I was taught, early on, through other mothers' kindness and love, that it is important to take our own struggle and turn it into strength for someone else. 

Thank you for letting me be that person for some of your loved ones - even if just for a moment of time. Because no matter how much time goes by, I will never forget this face days before diagnosis. I will never forget the fear I felt not knowing what was going on with my child. I will never forget crying until I fell asleep in the ICU. I hope I never forget. Those feelings are what propel me to try harder when I feel as if I am on empty, appreciate the tantrums as well as the smiles, and enjoy every day - even the terrible ones that I superficially want to end.

(3 years ago, yesterday)


Thursday, October 15, 2015

round again.

Scanxiety is a little different now.

Reese's MRI is in 2 weeks - Tuesday the 27th. We go to the pavilion at Children's this time because they are doing something at the main radiation spot. I already am annoyed that things are "different" than usual, but for MRIs at the pavilion, I can be with her till she goes to sleep. That being said, she doesn't care about that because she loves the gas mask. Also, the last time that I did an MRI at the pavilion was December 2012, before her 2nd surgery.

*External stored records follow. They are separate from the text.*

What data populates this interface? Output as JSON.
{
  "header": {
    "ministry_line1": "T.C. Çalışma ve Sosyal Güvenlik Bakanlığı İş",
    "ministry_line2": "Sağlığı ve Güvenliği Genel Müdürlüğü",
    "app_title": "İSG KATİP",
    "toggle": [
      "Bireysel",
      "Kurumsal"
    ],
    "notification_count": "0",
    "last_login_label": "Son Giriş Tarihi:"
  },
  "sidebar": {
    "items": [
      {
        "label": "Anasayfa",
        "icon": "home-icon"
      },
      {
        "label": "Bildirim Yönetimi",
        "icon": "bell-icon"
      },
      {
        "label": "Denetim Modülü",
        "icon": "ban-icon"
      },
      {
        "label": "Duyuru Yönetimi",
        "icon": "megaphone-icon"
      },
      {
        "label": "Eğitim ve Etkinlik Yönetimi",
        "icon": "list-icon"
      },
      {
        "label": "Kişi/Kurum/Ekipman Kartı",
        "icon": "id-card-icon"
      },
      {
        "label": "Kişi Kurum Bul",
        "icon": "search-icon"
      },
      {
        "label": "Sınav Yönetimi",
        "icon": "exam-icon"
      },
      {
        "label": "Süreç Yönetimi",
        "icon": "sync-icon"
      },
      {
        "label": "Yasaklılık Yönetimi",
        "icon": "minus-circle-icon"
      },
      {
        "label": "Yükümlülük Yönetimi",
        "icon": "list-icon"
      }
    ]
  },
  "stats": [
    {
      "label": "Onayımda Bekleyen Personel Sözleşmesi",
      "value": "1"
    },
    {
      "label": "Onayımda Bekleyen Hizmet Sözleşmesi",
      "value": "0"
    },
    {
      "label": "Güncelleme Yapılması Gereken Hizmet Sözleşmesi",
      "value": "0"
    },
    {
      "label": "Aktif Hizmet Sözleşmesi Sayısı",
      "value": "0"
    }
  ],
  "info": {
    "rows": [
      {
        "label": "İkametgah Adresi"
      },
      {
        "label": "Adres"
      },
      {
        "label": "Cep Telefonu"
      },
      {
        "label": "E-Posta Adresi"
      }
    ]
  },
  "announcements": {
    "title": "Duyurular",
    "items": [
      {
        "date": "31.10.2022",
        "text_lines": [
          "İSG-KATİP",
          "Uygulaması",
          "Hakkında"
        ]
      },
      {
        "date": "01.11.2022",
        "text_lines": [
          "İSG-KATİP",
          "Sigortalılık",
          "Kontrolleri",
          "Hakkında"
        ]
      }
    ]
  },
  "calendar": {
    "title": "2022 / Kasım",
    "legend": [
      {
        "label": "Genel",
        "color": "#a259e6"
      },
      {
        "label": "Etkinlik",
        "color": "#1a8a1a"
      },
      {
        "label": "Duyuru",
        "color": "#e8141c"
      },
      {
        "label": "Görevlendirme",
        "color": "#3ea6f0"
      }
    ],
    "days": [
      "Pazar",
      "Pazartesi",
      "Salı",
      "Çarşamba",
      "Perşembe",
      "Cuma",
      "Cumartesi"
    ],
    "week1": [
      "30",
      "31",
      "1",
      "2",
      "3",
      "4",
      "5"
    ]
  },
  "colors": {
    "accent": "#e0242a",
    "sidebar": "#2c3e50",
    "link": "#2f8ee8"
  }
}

I don't really worry about the MRI the same way as I used to. I have heard it all, now, and am vaguely prepared for most of it. I have spent almost 3 years now educating myself on protocols, mutations, surgeries, laser options, timing and speed of growth, and so forth. I have spent months hearing "shrinkage". I have heard "stable" for a long time. I have heard "growth" as well as "looks stable ish" throughout the past year. Really, I just want to hear what they have to say. I am almost counting down the days to the MRI because I want to know what the plan is. The plan may be as it has since January.  I hope so, anyway. But if it is not, we will move on - and Reese has been practicing swallowing pills in case we move to dabrafanib.

Yesterday, she lost her first tooth. Whoa...

We had all been wiggling this tooth for weeks. I was in disbelief, honestly, that she was old enough to lose her first tooth. I am downright giggly to tell her doctors. I don't know if they thought she'd make it to the age where she could lose a tooth, 3 years ago. But last night the tooth fairy came and this morning was magical. Then I got an email from her teacher on how the entire class was excited for her... the whole day melted my heart. Reese told me that one of her friends chose her for "eat lunch with a friend" and I cried. I legit sat there and cried happy tears that she is so loved.

Things are so normal and not normal at the same time. This is how I always thought my life would be  - taking kids to school and preschool and another kid at home. Going to dance and soccer and meetings and girls night out. But, then on mondays/tuesdays, depending on the week, we have to stop that normal life and head to chemo. I am still that mom that talks about things that makes everyone halt for a second to hear "oh, sorry, my daughter has a brain tumor" because otherwise the story doesn't make sense. All of this is okay. I understand that the journey we are on is years long. Years past today. That is okay, too.

As we approach 3 years, I think about how far we, as a family, have come... grown... sticked together. All of it is okay.